University of California Los Angeles | School of Nursing
My name is Karen Pascual and for as long as I can remember I have sought opportunities to help others. It began when I was a child and I wandered into the convalescent hospital on the corner of my street. The staff and residents saw my desire to help and gave me a volunteer name badge and small tasks to do like wheeling patients to and from rooms and serving refreshments. For the next several years I spent a lot of my free time there. Throughout my lifetime I have participated in numerous community and global service projects. I regularly serve at the Samaritan Center, (the homeless center in my community) and have volunteered my time serving at many other community organizations, as well as participated in several global mission trips. As a UCLA nursing student I volunteered at community health fairs with APA, FISH, and the Latino Health Club, and served as a board member for the Oncology Nursing Club (ONC) and Global Action in Nursing (GAIN).

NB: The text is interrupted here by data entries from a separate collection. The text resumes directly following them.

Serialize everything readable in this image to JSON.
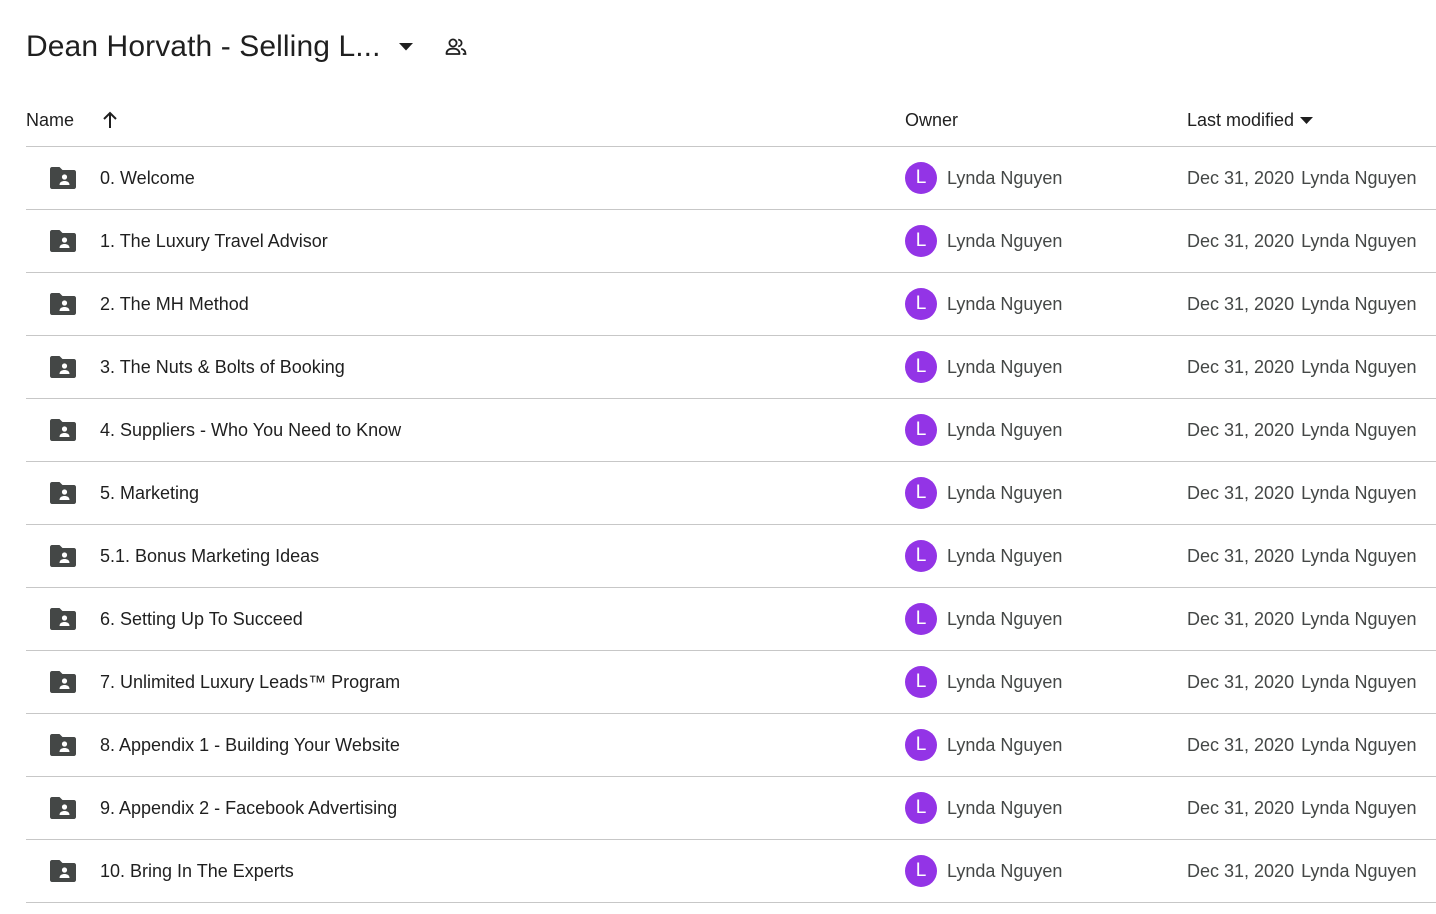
{
  "header": {
    "title": "Dean Horvath - Selling L...",
    "dropdown_icon": "arrow-drop-down-icon",
    "shared_icon": "people-icon"
  },
  "columns": {
    "name": "Name",
    "owner": "Owner",
    "last_modified": "Last modified",
    "sort_icon": "arrow-upward-icon",
    "modified_sort_icon": "arrow-drop-down-icon"
  },
  "colors": {
    "avatar_bg": "#9334e6",
    "folder_icon": "#444746",
    "divider": "#c7c7c7"
  },
  "rows": [
    {
      "name": "0. Welcome",
      "owner_initial": "L",
      "owner": "Lynda Nguyen",
      "modified_date": "Dec 31, 2020",
      "modified_by": "Lynda Nguyen"
    },
    {
      "name": "1. The Luxury Travel Advisor",
      "owner_initial": "L",
      "owner": "Lynda Nguyen",
      "modified_date": "Dec 31, 2020",
      "modified_by": "Lynda Nguyen"
    },
    {
      "name": "2. The MH Method",
      "owner_initial": "L",
      "owner": "Lynda Nguyen",
      "modified_date": "Dec 31, 2020",
      "modified_by": "Lynda Nguyen"
    },
    {
      "name": "3. The Nuts & Bolts of Booking",
      "owner_initial": "L",
      "owner": "Lynda Nguyen",
      "modified_date": "Dec 31, 2020",
      "modified_by": "Lynda Nguyen"
    },
    {
      "name": "4. Suppliers - Who You Need to Know",
      "owner_initial": "L",
      "owner": "Lynda Nguyen",
      "modified_date": "Dec 31, 2020",
      "modified_by": "Lynda Nguyen"
    },
    {
      "name": "5. Marketing",
      "owner_initial": "L",
      "owner": "Lynda Nguyen",
      "modified_date": "Dec 31, 2020",
      "modified_by": "Lynda Nguyen"
    },
    {
      "name": "5.1. Bonus Marketing Ideas",
      "owner_initial": "L",
      "owner": "Lynda Nguyen",
      "modified_date": "Dec 31, 2020",
      "modified_by": "Lynda Nguyen"
    },
    {
      "name": "6. Setting Up To Succeed",
      "owner_initial": "L",
      "owner": "Lynda Nguyen",
      "modified_date": "Dec 31, 2020",
      "modified_by": "Lynda Nguyen"
    },
    {
      "name": "7. Unlimited Luxury Leads™ Program",
      "owner_initial": "L",
      "owner": "Lynda Nguyen",
      "modified_date": "Dec 31, 2020",
      "modified_by": "Lynda Nguyen"
    },
    {
      "name": "8. Appendix 1 - Building Your Website",
      "owner_initial": "L",
      "owner": "Lynda Nguyen",
      "modified_date": "Dec 31, 2020",
      "modified_by": "Lynda Nguyen"
    },
    {
      "name": "9. Appendix 2 - Facebook Advertising",
      "owner_initial": "L",
      "owner": "Lynda Nguyen",
      "modified_date": "Dec 31, 2020",
      "modified_by": "Lynda Nguyen"
    },
    {
      "name": "10. Bring In The Experts",
      "owner_initial": "L",
      "owner": "Lynda Nguyen",
      "modified_date": "Dec 31, 2020",
      "modified_by": "Lynda Nguyen"
    }
  ]
}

After graduating with my BS in Physiological Science from UCLA in 2002, I hoped to become a physician. When I was not accepted to medical school, I fell back on research as an alternate way of giving back to society. However, serving others has always been where I found my deepest satisfaction and I began to feel more and more burdened by the lack of time I was able to commit to it. A career in health care was something I had dreamed of for a long time, but with my family relying on me for income and health insurance, returning to school seemed impossible. When my mother became ill in 2012 and later died, I realized how much of an impact the registered nurses had on her outcome and quality of care. That experience gave me the motivation I needed to go back to school to complete my prerequisites and apply to the MECN (Master’s Entry Level Clinical Nurse) program at UCLA
All of my experiences led me to a career in nursing where I felt I could gain a unique skill set to serve others. My experience so far has confirmed for me that I made the right choice. As a scientist, I love learning and being able to apply the pathophysiology and pharmacology I have learned; as a humanitarian, I love the opportunity to help and advocate for others during their most vulnerable times; and as a caregiver, I love serving others, providing comfort and making their day just a little bit better if I can.
My education at UCLA has strengthened my leadership skills, opened my mind to health disparities I didn’t know existed, and has equipped me with the knowledge and resources to lead change. My service in countries like Uganda and the Dominican Republic have made me realize what a privilege it is to live in a country like the United States that invests in education, for I have also realized that education is the key to success. I am also very grateful to organizations like the Bonnie A. C. Lee Fang Foundation for investing in my education and making it possible for me to realize my dream of becoming a nurse.